((
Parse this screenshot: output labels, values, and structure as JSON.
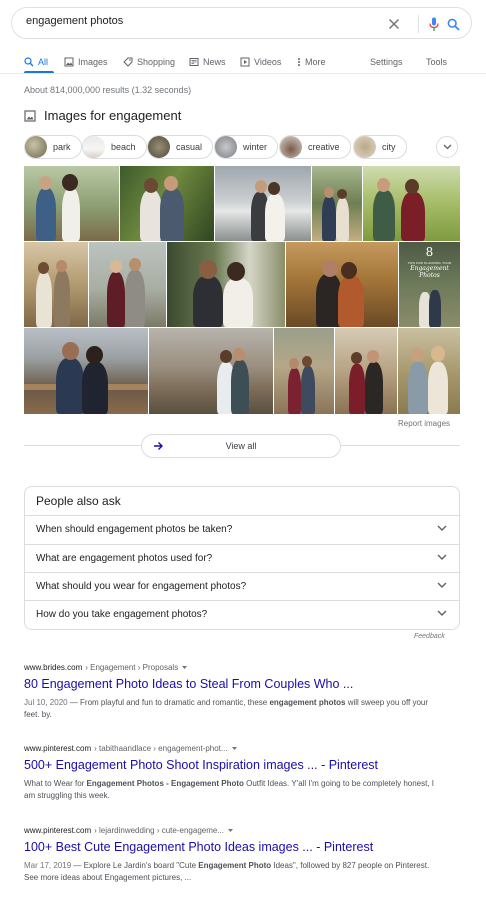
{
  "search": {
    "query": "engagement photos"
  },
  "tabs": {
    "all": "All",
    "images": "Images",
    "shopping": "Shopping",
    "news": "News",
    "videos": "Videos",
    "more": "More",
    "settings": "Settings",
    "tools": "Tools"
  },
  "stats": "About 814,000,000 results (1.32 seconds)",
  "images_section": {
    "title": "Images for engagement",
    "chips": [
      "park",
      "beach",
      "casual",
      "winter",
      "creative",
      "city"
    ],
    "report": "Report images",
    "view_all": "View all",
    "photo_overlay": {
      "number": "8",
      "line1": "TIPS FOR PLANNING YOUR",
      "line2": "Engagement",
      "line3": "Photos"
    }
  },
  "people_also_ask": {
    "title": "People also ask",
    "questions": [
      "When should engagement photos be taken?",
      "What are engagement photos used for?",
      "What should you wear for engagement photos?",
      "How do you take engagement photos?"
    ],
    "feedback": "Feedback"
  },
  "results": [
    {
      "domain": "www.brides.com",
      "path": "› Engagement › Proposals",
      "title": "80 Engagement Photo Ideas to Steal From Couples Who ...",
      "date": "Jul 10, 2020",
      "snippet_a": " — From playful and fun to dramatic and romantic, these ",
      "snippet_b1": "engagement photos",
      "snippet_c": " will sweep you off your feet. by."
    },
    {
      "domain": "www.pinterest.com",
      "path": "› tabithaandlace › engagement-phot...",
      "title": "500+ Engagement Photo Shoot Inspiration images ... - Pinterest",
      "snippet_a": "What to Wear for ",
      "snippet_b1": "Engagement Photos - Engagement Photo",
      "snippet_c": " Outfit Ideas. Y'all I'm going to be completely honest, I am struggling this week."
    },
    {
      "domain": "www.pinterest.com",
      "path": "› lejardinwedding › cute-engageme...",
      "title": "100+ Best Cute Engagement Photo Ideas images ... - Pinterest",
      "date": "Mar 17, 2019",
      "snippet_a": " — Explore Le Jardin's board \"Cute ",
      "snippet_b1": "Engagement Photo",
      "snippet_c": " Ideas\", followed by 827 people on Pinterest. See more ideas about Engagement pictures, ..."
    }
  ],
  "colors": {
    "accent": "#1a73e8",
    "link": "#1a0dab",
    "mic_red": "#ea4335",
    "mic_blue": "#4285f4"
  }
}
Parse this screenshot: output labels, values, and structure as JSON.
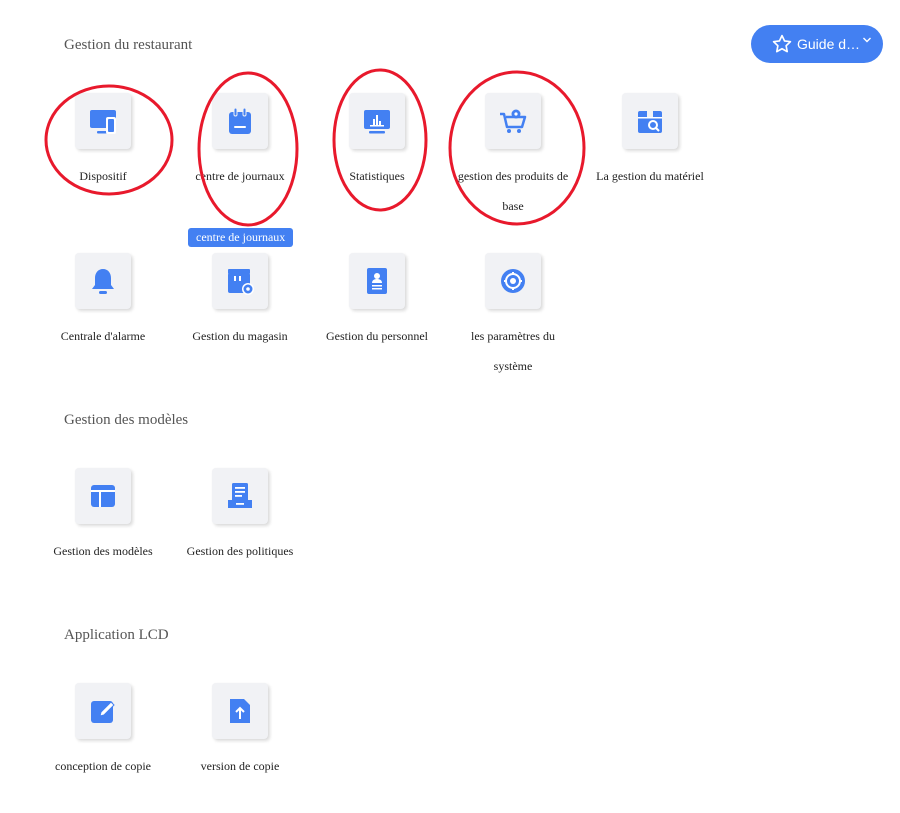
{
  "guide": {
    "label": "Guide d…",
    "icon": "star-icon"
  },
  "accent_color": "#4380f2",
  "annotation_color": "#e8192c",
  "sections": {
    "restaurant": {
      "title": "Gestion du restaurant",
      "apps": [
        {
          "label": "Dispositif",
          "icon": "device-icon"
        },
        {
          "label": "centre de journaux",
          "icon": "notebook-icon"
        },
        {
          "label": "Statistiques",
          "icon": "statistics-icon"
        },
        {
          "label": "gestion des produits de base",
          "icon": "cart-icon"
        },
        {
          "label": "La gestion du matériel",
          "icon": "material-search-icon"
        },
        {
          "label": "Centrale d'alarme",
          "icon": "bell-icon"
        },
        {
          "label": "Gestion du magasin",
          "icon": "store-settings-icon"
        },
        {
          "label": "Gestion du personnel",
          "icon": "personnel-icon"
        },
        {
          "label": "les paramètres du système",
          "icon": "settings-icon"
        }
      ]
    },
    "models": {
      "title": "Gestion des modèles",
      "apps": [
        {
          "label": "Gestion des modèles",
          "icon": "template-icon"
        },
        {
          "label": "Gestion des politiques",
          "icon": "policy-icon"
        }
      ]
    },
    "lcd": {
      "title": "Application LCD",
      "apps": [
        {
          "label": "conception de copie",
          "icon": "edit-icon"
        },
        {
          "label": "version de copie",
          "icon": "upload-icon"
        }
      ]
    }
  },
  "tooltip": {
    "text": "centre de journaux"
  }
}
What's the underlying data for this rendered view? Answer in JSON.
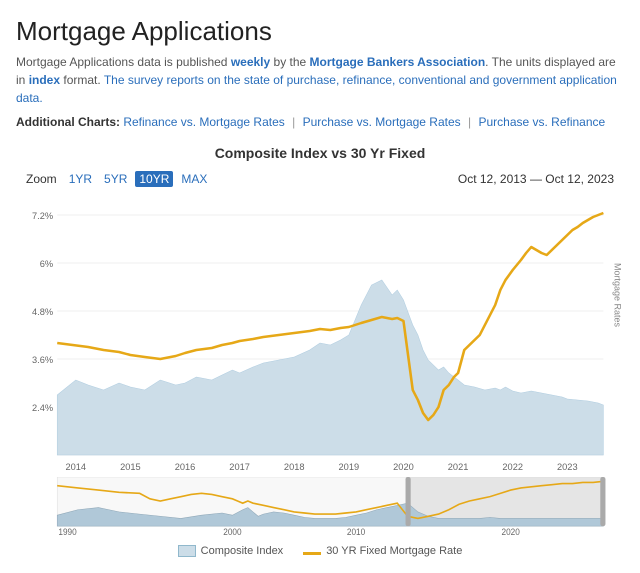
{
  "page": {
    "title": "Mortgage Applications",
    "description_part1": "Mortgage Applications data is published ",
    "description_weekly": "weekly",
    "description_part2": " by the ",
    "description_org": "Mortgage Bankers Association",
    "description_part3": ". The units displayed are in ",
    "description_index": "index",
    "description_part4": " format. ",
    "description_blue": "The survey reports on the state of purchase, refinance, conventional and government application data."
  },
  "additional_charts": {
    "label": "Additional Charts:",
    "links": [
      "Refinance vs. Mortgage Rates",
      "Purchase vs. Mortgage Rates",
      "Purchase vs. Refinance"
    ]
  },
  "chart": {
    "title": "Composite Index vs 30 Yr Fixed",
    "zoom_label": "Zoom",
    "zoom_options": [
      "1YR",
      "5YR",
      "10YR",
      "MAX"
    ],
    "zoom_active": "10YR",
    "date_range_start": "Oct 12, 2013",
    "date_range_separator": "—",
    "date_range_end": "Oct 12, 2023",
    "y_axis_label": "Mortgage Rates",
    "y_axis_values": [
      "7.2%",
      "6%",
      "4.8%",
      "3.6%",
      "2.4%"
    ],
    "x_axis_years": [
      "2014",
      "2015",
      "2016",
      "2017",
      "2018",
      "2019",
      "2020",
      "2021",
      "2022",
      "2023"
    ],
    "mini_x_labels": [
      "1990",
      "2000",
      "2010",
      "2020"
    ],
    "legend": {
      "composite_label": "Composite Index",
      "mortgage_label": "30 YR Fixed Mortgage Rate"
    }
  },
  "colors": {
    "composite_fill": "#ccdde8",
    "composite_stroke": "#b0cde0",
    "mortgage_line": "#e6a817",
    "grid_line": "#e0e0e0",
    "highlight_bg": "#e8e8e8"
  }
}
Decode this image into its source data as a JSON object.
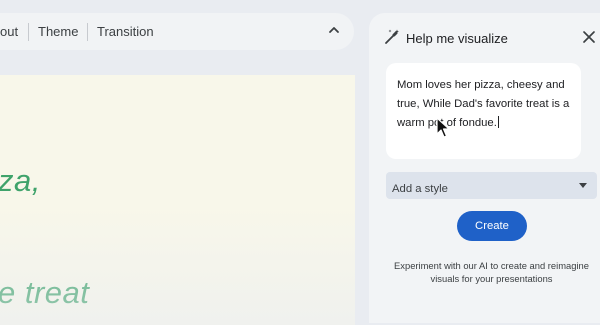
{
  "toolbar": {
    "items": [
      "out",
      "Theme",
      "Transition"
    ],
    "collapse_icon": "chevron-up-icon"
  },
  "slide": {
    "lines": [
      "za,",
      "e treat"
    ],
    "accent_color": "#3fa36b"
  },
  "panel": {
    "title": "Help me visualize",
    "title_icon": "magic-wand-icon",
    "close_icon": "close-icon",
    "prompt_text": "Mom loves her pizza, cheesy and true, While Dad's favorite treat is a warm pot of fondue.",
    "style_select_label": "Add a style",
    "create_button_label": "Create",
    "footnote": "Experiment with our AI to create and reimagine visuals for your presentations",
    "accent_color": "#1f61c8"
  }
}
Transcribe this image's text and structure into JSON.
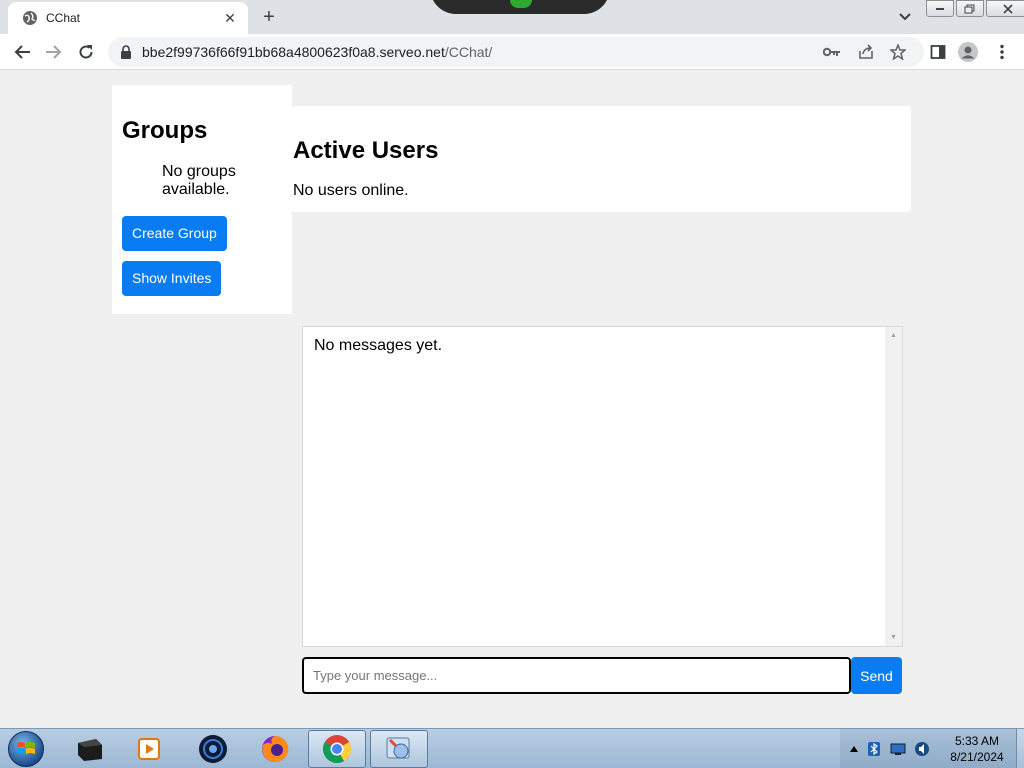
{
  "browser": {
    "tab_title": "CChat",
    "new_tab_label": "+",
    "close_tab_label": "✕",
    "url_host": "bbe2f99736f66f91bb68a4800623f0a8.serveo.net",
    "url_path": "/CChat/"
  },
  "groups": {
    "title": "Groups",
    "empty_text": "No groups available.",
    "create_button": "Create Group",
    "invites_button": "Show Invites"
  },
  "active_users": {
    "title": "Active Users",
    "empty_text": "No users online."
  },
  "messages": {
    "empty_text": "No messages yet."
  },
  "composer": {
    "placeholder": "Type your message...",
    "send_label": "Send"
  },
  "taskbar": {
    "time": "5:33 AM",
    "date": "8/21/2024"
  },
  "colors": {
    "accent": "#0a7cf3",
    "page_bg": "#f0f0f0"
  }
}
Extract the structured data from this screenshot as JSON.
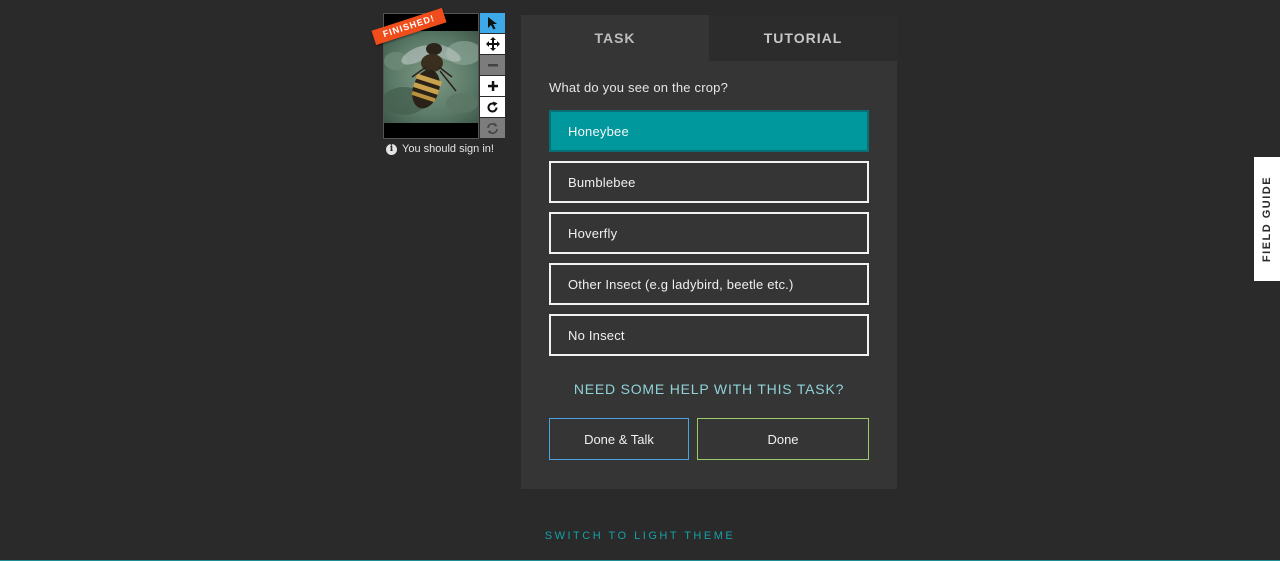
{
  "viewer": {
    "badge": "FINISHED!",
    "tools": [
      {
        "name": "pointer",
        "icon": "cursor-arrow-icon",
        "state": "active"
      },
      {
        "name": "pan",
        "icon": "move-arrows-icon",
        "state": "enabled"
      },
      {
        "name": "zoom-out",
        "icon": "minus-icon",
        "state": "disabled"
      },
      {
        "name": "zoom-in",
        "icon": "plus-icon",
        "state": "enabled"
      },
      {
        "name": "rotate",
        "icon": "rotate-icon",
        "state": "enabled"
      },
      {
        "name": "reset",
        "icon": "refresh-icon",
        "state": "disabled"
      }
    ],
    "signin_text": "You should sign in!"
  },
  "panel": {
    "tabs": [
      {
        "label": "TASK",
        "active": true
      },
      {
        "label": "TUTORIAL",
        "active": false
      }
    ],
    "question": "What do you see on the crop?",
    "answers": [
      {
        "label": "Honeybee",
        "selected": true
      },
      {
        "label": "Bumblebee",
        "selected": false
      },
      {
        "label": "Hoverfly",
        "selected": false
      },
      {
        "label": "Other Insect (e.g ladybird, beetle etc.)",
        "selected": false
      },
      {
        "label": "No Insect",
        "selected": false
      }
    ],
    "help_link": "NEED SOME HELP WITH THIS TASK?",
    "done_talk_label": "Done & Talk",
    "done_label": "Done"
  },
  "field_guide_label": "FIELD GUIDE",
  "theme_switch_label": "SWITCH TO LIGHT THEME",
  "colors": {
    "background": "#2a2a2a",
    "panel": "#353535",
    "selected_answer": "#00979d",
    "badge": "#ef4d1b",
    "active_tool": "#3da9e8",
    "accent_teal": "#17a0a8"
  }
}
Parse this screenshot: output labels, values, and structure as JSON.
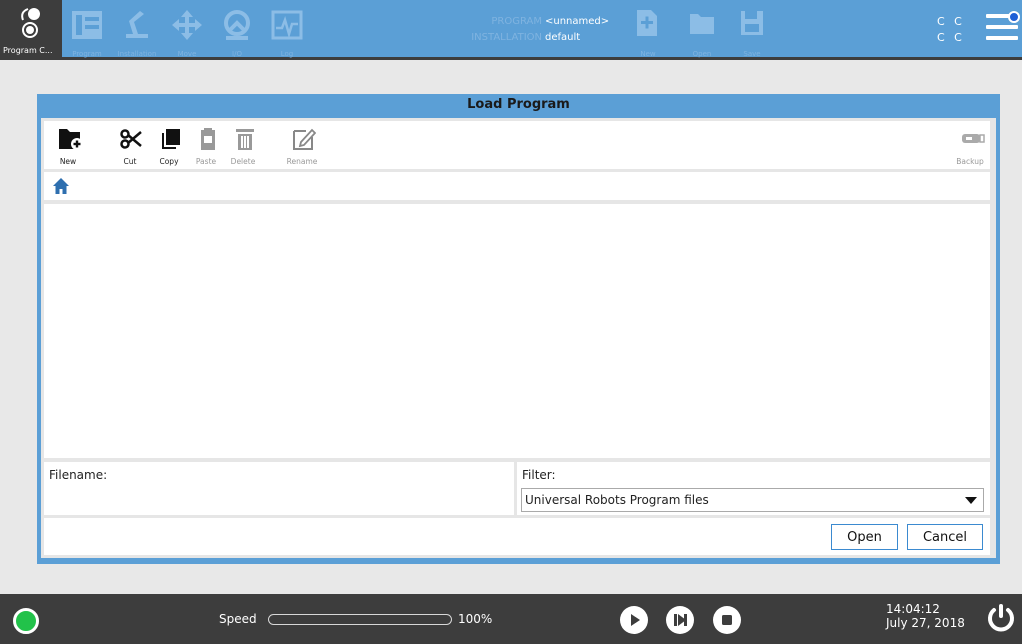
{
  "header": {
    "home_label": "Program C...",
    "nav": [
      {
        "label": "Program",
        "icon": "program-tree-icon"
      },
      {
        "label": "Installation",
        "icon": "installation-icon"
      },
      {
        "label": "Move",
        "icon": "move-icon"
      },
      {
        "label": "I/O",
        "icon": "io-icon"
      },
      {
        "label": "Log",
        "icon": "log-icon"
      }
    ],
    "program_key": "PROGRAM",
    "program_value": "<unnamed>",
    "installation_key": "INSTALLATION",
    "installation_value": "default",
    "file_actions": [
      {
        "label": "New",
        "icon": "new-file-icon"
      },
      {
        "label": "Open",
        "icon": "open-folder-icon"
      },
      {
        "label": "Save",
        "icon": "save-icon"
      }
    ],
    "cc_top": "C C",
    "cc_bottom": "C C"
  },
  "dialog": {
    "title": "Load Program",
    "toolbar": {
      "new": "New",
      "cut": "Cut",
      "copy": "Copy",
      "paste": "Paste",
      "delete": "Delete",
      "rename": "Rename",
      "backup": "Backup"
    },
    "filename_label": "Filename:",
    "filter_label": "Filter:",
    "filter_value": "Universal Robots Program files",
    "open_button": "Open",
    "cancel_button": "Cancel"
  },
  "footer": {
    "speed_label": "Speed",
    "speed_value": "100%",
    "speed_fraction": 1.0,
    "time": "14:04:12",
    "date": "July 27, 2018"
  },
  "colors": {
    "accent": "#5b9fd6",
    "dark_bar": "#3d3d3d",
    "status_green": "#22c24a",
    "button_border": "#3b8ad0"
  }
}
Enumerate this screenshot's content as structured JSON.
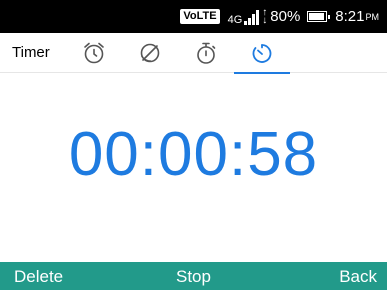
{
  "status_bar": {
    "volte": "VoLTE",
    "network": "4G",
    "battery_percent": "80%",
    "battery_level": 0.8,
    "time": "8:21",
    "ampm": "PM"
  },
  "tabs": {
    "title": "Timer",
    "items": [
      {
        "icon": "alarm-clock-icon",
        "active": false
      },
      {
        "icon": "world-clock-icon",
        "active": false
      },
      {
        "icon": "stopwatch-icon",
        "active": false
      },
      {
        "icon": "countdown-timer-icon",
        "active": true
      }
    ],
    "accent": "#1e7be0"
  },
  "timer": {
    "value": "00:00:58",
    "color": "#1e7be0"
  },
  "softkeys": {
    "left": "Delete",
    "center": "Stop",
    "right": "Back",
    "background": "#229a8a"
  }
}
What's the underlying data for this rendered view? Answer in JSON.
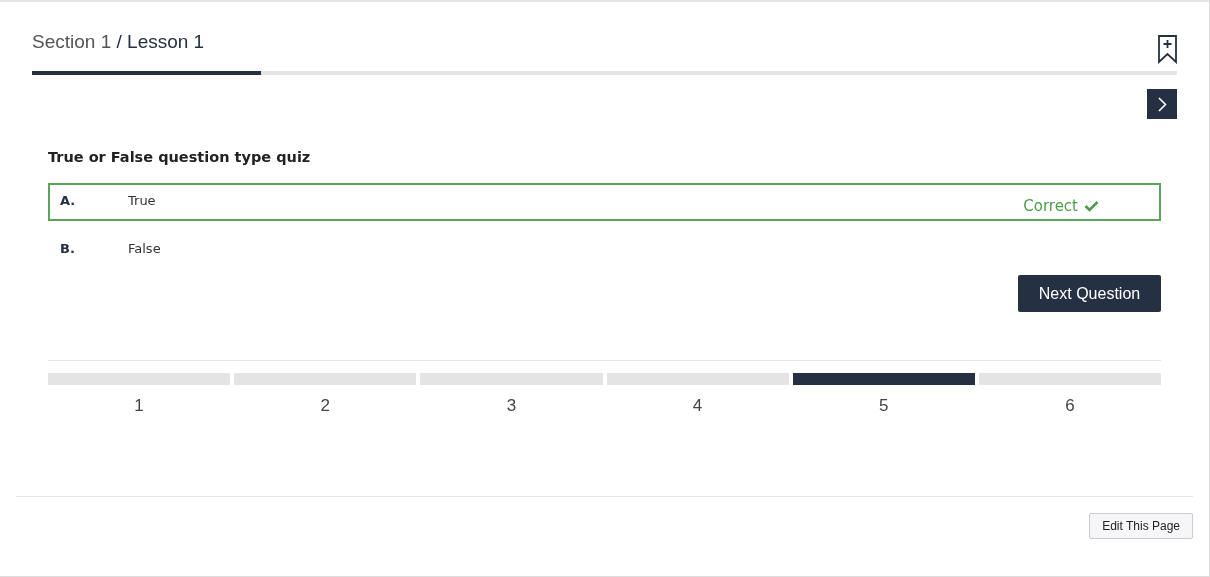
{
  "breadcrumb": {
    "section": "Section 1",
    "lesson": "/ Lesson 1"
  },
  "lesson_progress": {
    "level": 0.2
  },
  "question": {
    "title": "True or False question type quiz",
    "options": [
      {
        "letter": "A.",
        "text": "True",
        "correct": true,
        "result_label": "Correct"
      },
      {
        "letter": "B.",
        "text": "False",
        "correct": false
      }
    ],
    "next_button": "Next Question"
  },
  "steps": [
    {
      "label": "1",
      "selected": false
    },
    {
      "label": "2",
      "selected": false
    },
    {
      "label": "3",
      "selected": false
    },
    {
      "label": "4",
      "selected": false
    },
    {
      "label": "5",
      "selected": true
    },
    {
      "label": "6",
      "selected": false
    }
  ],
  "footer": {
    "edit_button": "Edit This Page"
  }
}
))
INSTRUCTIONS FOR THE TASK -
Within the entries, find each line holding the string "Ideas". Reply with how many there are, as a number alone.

RESPONSE TO THIS TASK -
4